CHAPTER 2: ANALYSIS OF THE IMPACT-RELATED ISSUES PERTAINING TO MUSIC EVENTS
It is known that any local music event or festival is used as an instrument “for promoting tourism and boosting the regional economy” (Felsenstein & Fleischer, 2003, p.23). Such events as festivals are always focused on social interaction because they are organized by people and for people. That is why it is necessary to lay special emphasis on the social impact of music events. The other impact-related issue pertaining to music events is based on the cultural policy. It is known that the U.K. government believes that the art can benefit all individuals and communities. Such artistic events as music festivals can not only bring people together and “strengthen relationships between local residents”, but also they can “remove social barriers” (Wilks & Quinn, 2011, p.2)

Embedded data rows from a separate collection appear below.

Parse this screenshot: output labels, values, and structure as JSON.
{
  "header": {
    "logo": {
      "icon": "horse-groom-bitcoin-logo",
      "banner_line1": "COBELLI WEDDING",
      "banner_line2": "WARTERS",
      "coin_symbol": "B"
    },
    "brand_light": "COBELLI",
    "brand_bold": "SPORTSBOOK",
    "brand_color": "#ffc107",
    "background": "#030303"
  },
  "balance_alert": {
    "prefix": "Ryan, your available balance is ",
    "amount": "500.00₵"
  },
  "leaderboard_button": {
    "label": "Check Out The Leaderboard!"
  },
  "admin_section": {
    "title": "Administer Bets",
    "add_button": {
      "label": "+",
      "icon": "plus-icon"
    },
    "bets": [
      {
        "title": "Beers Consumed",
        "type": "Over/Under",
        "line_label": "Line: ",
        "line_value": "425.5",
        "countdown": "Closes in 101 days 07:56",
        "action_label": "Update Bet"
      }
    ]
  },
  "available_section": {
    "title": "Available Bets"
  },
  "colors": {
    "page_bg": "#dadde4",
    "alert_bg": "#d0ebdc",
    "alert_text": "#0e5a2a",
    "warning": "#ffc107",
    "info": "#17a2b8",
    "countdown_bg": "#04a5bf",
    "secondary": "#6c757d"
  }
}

Besides the above mentioned impact-related issues pertaining to music festivals, one can mention the development of cultural tourism. It is known that cultural tourism is focused on many activities, such as visiting historical places, exploring a great variety of historical and religious buildings and attending different festivals, such as music festivals, fine arts festivals and drama festivals (Borley, 1996).
One of the components of cultural tourism is music tourism. Music festivals are closely connected with music tourism. Janice Warman argues in one of her articles that “music festivals have grown from nothing to a sizeable industry in 25 years”. According to the statistics, about two million people “have hoisted their sport rucksacks on their backs” and took part in music festivals in 2010 (Warman, 2010, p.1).
According to the statistics, in Britain, there are currently more than 670 annual music events. Moreover, the major 200 festivals contribute more than 450 million pounds to the U.K. economy in ticket sales, travel services, accommodation for tourists and food services. The United Kingdom takes the leading position in the music tourist market because many visitors come to the country each year in order to attend music events. Some experts consider that today “festival business is one of the fastest growing sectors of the U.K. economy” (Warman, 2010, p.1).
2.1 Analysis of the Positive Environmental Impacts of the Glastonbury music Event
It is known that the Glastonbury Music Festival has a lot of positive impacts on the local community, on the U.K. economy and environment.
First of all, one of the positive impacts is based on contribution to charities. According to the statistics, the Glastonbury Festival donates much money annually to different charitable organizations of the U.K. Such organizations as Greenpeace, the well-known environmental organization, WaterAid, the leading international organization which helps the world’s poorest people to get access to safe water and sanitation, are permanent partners of the Festival. It means that the organizers of the festival try to persuade festival-goers of the importance of their contributions to environment protection organizations.
Secondly, the positive environmental impact of the Glastonbury Festival is based on the fact that many festival goers become aware of the role of environment protection in our life. The festival is held in one of the most beautiful places in the United Kingdom. The festival goers have an opportunity to enjoy the beauty of nature and have a good outdoor rest (Glastonbury and the Environment, 2008, p.1) It means that they can change their relation to environment issues on our planet. They can even become the confirmed environmentalists who will be ready to protect environment in their native country (Glastonbury and the Environment, 2008, p.1).
Thirdly, due to numerous environment protection campaigns conducted by festival organizers and such world famous organization as Greenpeace, the Glastonbury Festival contributes to the environment protection process. For example, in 2004, the festival-goers were urged “to plant a tree to offset the fuel consumed by the generators powering their entertainment”. The trees were planted in the special woodland of the festival area. This charity added more than 1700 trees to the woodland during the event (Barkham, 2004, p.1).